> Task inputs
◆ ◆ ◆ ◆

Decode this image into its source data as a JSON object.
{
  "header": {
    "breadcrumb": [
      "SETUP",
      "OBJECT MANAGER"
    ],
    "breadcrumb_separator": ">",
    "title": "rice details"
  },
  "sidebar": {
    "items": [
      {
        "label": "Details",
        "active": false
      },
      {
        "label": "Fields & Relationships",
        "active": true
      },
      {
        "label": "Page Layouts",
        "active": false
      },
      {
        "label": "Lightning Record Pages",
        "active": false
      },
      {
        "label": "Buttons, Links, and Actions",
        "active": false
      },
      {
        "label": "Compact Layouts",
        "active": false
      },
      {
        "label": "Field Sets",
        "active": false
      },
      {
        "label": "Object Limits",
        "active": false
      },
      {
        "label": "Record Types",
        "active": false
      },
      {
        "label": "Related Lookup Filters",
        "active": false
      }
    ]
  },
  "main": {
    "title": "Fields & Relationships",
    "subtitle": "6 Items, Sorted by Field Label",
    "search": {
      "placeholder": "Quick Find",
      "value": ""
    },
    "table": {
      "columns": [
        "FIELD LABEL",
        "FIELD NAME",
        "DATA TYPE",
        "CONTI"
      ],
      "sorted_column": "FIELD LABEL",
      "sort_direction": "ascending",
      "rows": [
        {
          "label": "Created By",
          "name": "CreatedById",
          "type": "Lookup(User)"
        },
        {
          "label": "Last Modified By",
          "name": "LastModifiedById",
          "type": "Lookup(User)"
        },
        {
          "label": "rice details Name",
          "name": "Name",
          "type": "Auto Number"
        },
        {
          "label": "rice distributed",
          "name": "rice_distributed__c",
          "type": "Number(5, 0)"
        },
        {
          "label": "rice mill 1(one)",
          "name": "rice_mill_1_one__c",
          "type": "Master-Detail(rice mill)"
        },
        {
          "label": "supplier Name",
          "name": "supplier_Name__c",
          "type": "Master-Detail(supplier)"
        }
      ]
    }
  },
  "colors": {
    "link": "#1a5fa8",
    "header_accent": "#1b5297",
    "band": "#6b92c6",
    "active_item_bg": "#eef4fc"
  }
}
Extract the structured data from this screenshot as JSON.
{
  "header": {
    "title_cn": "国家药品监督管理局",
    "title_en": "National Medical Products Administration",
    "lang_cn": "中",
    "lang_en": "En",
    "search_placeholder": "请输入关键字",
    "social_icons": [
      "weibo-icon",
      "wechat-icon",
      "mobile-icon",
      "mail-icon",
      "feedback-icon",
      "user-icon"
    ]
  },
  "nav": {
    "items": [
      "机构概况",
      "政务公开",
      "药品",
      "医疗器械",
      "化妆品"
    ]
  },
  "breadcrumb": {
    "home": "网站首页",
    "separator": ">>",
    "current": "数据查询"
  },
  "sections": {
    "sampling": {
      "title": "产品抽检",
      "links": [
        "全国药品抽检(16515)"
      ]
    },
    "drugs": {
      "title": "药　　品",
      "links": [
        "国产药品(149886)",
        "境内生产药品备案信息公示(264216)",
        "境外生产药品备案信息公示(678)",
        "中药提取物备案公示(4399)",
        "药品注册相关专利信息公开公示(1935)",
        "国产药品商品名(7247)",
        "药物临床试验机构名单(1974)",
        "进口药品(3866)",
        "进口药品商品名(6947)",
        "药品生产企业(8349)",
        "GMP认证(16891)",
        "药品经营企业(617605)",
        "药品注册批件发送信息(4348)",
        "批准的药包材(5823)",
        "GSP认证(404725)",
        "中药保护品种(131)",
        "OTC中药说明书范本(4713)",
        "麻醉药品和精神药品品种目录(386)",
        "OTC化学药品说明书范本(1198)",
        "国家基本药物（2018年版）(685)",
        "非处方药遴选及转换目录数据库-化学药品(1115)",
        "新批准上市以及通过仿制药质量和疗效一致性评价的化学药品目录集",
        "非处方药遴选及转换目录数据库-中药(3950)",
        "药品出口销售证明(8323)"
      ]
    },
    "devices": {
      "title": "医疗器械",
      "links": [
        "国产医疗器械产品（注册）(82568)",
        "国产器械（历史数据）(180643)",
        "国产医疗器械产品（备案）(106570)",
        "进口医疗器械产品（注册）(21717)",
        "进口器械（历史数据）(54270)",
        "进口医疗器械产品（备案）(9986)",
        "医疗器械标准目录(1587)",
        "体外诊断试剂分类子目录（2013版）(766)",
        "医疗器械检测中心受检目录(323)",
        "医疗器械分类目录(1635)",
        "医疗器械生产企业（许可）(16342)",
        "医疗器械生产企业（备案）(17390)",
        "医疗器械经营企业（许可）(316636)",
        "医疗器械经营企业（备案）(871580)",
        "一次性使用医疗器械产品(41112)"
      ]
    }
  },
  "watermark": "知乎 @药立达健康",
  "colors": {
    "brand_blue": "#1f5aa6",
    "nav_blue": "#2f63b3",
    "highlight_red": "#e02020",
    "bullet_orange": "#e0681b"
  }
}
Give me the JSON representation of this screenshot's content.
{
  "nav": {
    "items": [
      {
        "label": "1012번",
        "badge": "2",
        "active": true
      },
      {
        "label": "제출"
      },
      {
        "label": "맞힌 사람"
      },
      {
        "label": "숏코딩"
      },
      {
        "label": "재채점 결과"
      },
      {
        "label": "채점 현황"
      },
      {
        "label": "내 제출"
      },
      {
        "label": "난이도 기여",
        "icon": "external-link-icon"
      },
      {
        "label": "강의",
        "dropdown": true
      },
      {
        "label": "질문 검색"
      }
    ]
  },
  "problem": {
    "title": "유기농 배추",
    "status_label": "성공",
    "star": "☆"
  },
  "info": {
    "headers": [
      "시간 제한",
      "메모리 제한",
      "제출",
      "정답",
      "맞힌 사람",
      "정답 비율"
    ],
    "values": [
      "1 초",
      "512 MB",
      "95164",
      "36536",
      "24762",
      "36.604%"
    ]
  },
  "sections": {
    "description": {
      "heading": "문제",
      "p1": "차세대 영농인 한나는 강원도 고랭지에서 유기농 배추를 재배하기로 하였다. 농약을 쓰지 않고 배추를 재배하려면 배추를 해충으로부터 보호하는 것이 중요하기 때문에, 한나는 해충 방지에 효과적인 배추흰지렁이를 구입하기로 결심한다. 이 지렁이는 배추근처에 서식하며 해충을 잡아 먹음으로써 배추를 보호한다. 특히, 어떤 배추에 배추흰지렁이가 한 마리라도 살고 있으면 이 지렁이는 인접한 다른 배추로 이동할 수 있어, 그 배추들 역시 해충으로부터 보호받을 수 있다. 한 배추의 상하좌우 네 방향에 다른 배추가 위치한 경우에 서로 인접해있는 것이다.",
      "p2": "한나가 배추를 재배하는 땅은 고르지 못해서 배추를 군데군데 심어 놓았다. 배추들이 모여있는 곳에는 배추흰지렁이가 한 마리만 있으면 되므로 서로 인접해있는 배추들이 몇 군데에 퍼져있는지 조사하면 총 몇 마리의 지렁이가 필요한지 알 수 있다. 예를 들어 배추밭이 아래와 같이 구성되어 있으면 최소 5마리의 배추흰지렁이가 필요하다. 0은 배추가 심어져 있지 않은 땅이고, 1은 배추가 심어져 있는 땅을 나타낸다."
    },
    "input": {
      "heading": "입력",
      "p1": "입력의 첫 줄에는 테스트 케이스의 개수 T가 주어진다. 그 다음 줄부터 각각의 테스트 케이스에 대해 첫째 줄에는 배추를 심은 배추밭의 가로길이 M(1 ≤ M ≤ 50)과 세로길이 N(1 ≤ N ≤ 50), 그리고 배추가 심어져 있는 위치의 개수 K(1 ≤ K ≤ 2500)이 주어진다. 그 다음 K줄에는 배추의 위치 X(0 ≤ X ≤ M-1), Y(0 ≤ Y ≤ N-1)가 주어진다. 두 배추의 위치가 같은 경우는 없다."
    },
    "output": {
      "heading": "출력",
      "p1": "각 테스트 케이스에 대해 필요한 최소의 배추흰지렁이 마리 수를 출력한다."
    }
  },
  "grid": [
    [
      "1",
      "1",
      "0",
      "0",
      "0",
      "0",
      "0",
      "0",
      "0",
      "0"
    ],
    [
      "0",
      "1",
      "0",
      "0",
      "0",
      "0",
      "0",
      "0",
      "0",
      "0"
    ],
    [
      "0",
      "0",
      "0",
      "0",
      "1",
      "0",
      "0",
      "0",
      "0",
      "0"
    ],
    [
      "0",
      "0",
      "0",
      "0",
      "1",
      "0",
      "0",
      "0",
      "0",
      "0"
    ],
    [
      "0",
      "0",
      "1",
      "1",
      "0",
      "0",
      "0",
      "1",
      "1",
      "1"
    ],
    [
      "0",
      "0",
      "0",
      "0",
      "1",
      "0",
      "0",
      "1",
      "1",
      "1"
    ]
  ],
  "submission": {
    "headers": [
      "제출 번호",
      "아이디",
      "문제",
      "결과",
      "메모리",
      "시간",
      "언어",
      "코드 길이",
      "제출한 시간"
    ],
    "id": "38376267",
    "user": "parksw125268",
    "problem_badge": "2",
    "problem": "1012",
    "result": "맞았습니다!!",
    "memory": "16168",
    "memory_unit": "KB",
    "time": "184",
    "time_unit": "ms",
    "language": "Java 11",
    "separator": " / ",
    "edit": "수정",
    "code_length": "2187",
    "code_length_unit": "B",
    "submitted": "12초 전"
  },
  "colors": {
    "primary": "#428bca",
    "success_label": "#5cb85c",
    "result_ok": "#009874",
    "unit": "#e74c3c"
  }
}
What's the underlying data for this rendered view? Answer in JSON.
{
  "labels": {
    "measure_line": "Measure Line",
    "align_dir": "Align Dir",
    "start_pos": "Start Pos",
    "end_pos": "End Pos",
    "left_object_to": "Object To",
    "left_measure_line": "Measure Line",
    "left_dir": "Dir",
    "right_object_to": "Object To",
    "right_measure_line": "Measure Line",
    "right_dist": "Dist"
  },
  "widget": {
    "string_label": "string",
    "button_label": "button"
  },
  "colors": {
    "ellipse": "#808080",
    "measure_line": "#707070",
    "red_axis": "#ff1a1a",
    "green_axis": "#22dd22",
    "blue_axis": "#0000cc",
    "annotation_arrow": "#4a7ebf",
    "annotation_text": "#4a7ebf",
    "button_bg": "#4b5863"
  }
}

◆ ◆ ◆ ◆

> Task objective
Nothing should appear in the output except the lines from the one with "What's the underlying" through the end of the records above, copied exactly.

> Written reply
What's the underlying data for this rendered view? Answer in JSON.
{
  "labels": {
    "measure_line": "Measure Line",
    "align_dir": "Align Dir",
    "start_pos": "Start Pos",
    "end_pos": "End Pos",
    "left_object_to": "Object To",
    "left_measure_line": "Measure Line",
    "left_dir": "Dir",
    "right_object_to": "Object To",
    "right_measure_line": "Measure Line",
    "right_dist": "Dist"
  },
  "widget": {
    "string_label": "string",
    "button_label": "button"
  },
  "colors": {
    "ellipse": "#808080",
    "measure_line": "#707070",
    "red_axis": "#ff1a1a",
    "green_axis": "#22dd22",
    "blue_axis": "#0000cc",
    "annotation_arrow": "#4a7ebf",
    "annotation_text": "#4a7ebf",
    "button_bg": "#4b5863"
  }
}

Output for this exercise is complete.